[Component data from apps and pages]
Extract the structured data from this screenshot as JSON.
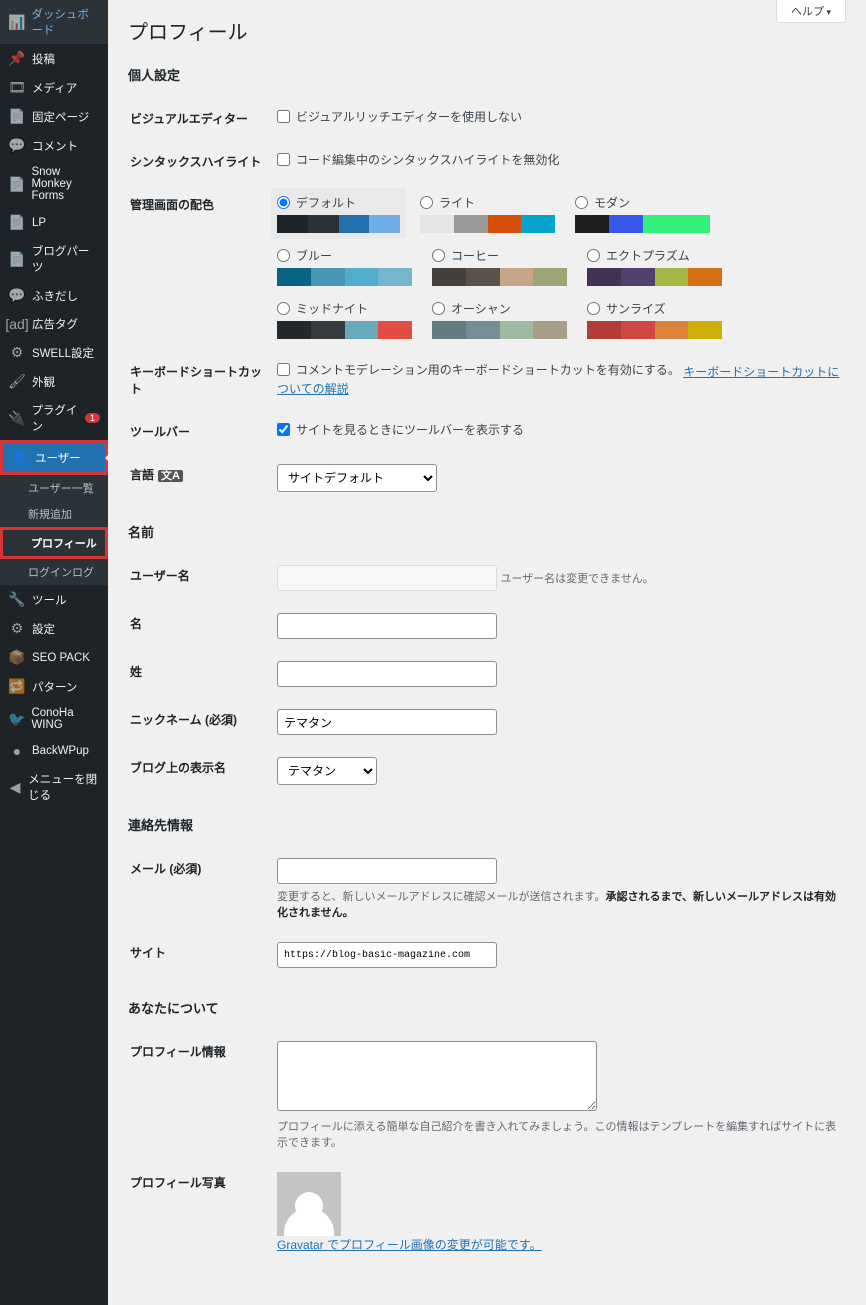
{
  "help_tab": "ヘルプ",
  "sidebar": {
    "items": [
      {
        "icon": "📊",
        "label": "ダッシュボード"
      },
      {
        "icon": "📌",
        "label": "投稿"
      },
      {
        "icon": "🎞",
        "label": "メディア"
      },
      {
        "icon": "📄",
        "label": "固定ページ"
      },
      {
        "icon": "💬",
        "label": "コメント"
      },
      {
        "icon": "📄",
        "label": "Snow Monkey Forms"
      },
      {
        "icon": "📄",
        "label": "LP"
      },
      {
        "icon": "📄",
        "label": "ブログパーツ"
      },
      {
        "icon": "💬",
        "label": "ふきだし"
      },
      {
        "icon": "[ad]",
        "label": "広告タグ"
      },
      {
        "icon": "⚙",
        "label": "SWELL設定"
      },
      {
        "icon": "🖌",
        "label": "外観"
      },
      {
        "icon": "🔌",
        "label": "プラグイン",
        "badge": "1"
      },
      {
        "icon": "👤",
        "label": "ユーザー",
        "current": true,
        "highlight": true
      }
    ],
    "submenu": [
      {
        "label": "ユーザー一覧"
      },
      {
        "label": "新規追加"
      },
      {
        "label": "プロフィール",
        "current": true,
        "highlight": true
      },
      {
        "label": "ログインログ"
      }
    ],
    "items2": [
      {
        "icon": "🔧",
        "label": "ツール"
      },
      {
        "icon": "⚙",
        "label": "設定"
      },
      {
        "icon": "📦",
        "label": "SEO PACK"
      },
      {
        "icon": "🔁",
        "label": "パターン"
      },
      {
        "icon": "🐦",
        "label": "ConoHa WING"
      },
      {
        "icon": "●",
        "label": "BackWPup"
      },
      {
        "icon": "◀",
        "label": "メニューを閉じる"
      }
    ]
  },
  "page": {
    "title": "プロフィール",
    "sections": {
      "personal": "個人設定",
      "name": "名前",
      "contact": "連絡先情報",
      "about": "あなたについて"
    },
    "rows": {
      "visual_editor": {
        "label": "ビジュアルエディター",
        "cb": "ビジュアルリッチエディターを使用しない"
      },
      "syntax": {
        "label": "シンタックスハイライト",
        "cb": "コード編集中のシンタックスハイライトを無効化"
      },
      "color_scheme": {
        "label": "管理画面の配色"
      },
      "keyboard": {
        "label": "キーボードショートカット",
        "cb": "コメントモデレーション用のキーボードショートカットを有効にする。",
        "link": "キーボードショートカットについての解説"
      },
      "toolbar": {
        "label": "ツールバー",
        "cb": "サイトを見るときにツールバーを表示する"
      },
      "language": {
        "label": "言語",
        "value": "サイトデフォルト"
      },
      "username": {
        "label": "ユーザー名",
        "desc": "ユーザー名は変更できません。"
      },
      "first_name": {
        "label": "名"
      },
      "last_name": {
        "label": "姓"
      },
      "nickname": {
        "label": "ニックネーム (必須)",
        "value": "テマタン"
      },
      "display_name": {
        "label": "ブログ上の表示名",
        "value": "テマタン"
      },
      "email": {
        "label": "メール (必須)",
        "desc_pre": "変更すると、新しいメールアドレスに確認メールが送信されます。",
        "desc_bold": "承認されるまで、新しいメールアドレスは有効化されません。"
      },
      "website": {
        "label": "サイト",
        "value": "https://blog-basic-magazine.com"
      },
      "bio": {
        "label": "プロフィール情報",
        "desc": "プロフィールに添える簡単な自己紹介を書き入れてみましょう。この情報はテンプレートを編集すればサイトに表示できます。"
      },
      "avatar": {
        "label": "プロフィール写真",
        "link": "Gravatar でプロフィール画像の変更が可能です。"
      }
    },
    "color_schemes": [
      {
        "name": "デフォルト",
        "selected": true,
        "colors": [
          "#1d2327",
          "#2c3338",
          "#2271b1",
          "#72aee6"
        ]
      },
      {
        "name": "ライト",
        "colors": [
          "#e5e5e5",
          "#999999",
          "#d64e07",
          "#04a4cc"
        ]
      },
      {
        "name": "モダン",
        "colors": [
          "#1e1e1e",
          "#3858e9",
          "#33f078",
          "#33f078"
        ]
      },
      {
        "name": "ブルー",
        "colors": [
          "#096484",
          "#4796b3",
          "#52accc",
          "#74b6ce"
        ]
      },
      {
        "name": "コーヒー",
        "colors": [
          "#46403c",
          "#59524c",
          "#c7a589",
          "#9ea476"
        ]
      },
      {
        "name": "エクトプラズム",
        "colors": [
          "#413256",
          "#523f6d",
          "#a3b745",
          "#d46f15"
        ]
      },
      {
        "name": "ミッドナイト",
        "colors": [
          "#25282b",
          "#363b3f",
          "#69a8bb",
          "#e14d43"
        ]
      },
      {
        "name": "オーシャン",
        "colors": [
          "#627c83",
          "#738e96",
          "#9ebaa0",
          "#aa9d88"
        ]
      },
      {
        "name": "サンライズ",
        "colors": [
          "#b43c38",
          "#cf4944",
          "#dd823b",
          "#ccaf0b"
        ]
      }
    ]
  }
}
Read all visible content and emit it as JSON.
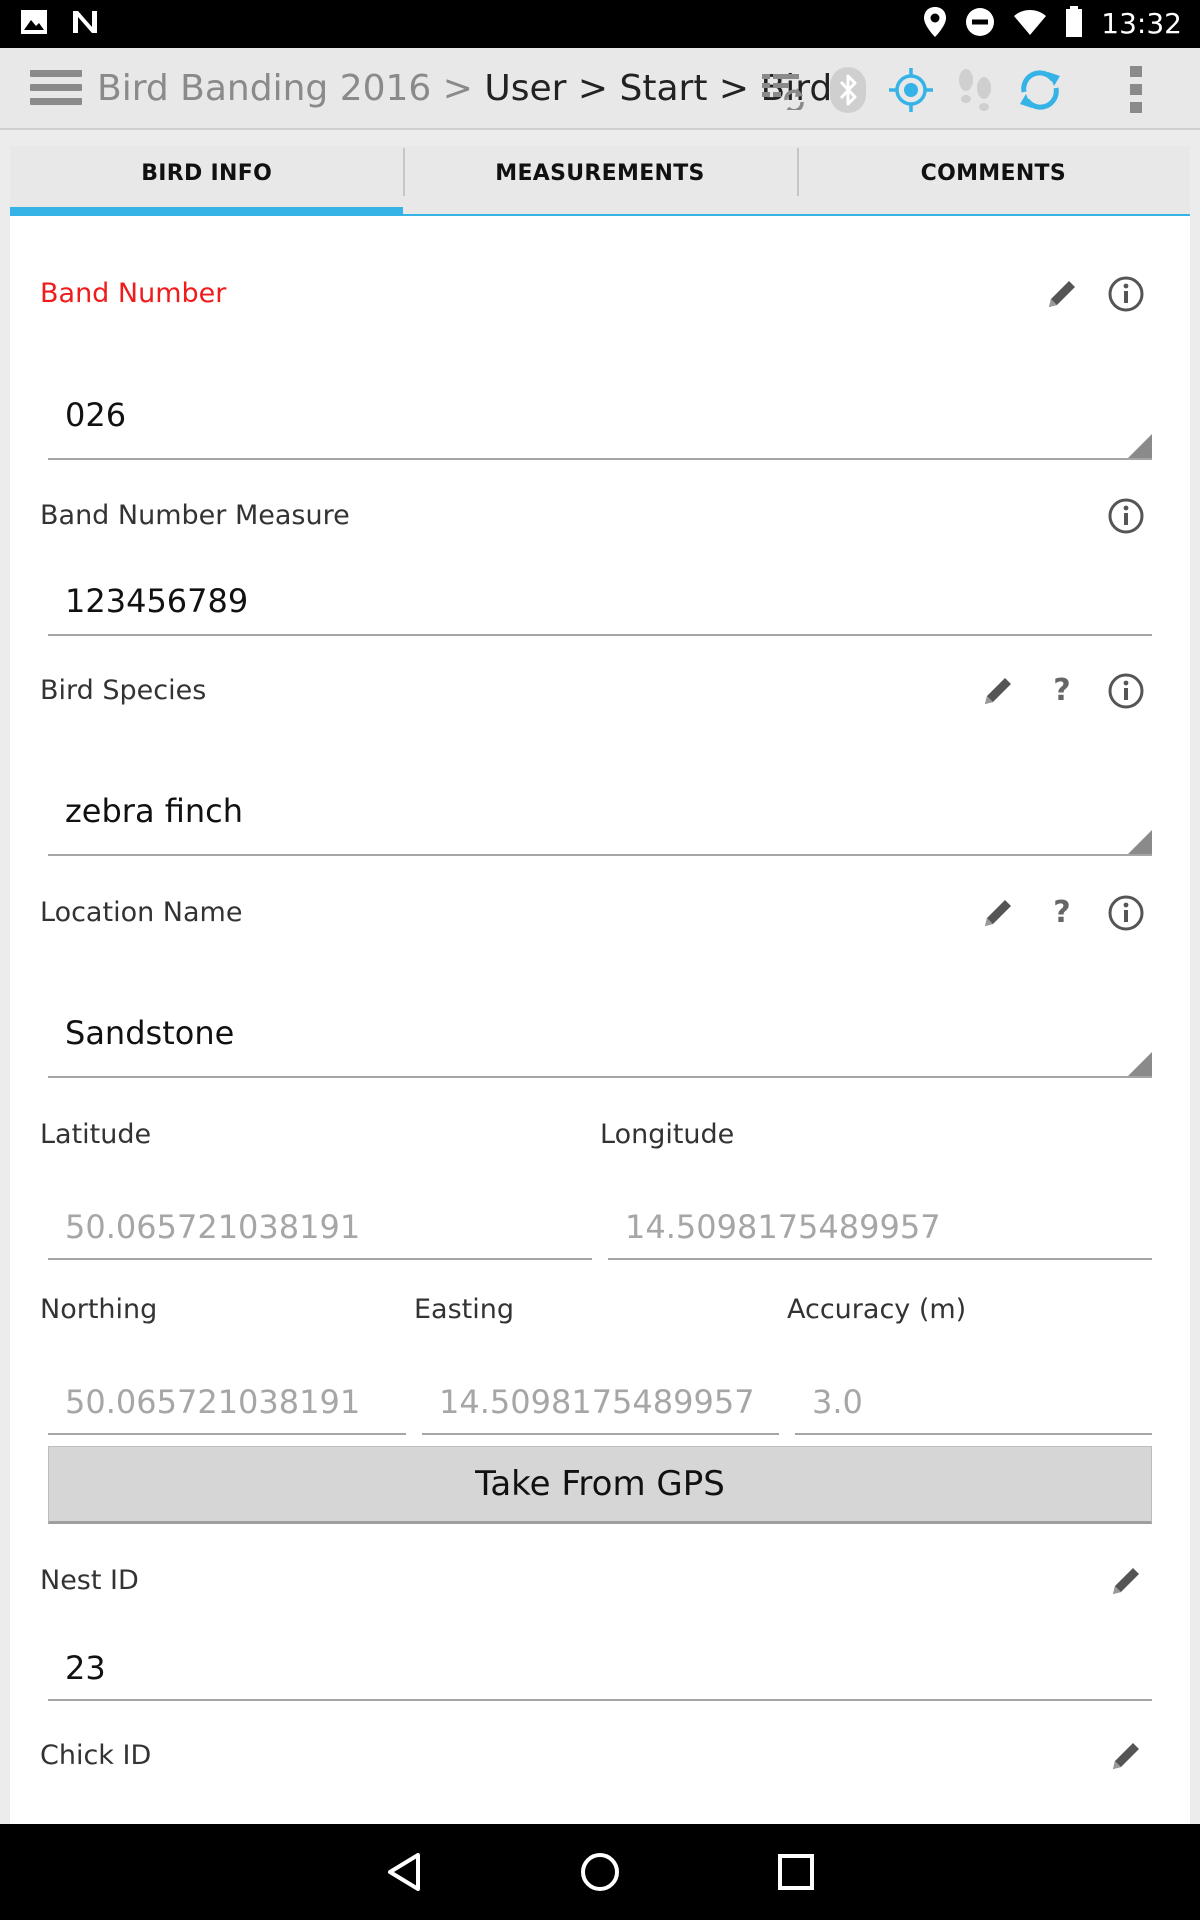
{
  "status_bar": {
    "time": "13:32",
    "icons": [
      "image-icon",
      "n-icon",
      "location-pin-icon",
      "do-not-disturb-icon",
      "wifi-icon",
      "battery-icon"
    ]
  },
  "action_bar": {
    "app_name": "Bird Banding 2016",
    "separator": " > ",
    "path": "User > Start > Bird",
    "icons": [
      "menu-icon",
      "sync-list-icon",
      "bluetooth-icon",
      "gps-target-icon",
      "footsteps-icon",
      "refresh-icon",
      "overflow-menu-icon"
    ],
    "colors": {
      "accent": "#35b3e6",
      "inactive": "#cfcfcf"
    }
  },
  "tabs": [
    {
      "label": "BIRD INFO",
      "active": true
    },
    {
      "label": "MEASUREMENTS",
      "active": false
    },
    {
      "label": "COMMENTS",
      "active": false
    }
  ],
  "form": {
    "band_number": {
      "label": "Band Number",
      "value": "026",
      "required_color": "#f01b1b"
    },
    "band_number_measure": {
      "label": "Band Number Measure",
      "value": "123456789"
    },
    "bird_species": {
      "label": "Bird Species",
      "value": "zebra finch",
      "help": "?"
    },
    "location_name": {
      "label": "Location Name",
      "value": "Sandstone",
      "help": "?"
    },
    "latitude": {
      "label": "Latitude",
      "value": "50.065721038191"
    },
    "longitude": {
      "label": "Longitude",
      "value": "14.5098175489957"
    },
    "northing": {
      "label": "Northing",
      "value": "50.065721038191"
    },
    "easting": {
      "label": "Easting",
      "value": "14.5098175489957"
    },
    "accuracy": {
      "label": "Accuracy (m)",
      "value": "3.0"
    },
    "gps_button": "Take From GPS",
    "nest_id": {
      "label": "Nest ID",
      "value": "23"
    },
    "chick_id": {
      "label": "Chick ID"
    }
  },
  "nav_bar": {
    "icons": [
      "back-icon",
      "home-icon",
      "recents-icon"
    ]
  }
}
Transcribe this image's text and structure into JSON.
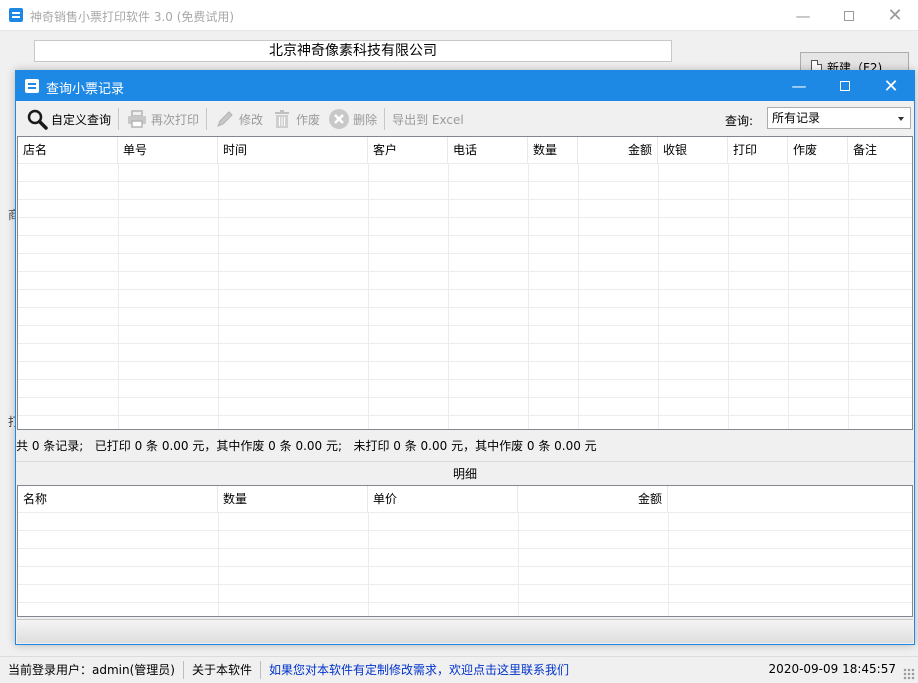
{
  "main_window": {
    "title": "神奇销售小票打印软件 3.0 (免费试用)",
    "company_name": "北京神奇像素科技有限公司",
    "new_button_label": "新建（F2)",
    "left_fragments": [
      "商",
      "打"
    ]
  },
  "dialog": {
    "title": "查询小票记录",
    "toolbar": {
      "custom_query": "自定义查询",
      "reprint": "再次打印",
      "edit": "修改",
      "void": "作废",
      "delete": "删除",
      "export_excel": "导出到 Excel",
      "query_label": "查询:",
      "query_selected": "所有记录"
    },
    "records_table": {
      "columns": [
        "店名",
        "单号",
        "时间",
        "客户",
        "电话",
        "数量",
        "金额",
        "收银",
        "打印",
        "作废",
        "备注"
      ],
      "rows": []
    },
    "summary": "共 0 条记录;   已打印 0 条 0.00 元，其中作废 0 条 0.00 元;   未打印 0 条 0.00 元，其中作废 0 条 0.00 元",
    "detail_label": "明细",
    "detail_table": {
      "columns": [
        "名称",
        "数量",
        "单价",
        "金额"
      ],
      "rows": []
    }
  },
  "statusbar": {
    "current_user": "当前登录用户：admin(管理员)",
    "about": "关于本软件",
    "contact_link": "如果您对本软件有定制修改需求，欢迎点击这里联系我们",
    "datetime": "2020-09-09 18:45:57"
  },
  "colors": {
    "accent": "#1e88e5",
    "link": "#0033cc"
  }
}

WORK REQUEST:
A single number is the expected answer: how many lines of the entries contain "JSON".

SOLUTION BELOW:
3